- Aim of the exercise
I need each line of the entries below that includes the string "keyword".

- Provided entries
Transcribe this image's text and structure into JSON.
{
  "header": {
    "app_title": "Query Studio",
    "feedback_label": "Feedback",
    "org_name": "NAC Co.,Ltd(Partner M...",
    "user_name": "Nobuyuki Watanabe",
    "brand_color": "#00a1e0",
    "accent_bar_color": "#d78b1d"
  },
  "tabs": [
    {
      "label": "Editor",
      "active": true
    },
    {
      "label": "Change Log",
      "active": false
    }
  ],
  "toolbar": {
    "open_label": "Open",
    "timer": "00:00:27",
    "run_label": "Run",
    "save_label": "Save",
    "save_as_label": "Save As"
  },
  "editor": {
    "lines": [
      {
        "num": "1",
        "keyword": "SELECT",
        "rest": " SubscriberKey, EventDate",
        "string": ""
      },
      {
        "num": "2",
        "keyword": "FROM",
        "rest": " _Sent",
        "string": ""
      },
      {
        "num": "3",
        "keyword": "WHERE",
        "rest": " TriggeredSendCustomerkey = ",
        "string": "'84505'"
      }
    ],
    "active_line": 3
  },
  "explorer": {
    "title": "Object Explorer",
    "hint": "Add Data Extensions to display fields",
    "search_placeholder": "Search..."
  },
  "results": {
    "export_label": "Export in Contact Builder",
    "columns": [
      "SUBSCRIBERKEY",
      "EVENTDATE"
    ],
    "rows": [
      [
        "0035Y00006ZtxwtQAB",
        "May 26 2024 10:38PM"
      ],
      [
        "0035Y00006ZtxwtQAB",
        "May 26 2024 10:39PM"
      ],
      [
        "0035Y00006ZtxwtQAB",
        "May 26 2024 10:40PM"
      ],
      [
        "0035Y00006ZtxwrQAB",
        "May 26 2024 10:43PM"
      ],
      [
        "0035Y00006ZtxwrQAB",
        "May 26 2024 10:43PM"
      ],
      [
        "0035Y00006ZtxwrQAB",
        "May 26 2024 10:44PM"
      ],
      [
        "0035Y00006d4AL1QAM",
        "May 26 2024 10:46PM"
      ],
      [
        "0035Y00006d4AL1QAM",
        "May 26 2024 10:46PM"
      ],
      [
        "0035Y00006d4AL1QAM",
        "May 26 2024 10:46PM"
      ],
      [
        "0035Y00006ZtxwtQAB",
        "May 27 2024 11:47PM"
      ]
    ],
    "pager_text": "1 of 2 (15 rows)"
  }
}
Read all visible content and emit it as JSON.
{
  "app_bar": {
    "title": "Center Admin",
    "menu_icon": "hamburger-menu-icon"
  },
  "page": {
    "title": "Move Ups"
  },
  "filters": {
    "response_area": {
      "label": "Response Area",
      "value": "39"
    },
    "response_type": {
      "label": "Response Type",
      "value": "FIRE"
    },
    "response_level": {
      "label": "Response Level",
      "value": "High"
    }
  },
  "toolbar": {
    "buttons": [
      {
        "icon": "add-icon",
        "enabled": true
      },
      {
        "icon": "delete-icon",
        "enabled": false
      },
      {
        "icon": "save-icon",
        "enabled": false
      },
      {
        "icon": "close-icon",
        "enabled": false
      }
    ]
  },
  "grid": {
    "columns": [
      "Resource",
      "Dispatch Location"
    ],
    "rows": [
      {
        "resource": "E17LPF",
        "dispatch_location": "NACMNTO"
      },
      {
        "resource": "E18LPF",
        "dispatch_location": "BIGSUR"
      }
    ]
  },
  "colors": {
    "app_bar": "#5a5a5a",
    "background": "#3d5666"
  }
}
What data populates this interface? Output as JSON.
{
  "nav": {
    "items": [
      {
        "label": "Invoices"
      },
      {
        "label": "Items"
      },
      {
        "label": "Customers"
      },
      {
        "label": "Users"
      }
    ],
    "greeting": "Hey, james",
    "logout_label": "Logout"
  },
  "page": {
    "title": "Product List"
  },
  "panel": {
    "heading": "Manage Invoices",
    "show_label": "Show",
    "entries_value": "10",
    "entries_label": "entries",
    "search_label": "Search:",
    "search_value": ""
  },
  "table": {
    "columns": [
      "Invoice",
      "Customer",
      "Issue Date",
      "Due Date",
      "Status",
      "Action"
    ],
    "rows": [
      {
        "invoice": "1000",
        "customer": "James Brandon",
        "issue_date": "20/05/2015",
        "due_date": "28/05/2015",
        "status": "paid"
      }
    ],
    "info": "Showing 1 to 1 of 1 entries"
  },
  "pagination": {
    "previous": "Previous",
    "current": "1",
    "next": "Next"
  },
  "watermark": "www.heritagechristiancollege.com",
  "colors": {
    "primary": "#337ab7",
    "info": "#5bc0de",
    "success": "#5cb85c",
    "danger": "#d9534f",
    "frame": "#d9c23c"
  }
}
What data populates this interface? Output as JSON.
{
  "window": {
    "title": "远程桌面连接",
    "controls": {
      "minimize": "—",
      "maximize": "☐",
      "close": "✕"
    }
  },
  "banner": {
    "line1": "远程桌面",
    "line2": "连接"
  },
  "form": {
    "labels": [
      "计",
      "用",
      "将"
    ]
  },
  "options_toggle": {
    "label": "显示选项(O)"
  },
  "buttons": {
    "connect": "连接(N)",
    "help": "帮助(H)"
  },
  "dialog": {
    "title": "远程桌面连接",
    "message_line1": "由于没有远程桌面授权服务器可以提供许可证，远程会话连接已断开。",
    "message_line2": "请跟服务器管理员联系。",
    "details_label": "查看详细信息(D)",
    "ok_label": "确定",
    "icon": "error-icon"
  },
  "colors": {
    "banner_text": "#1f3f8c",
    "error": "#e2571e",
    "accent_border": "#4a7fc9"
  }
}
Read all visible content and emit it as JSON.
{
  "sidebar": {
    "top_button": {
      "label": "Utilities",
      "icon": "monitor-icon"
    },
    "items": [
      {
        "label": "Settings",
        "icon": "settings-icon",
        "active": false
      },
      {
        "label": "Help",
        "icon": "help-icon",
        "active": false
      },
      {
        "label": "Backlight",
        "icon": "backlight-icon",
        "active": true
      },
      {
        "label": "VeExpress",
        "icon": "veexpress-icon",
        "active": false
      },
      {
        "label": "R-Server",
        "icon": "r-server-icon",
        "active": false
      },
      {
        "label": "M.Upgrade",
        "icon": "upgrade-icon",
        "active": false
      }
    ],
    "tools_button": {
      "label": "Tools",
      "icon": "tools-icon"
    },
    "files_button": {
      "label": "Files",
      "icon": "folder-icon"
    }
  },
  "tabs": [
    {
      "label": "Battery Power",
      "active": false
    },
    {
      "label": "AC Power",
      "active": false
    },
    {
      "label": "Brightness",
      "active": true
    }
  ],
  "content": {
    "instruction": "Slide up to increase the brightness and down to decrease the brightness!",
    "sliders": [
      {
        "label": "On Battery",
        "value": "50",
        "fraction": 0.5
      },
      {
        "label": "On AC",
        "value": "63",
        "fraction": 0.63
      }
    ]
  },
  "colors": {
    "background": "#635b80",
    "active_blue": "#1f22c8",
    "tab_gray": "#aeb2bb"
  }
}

- Answer box
        "keyword": "SELECT",
        "keyword": "FROM",
        "keyword": "WHERE",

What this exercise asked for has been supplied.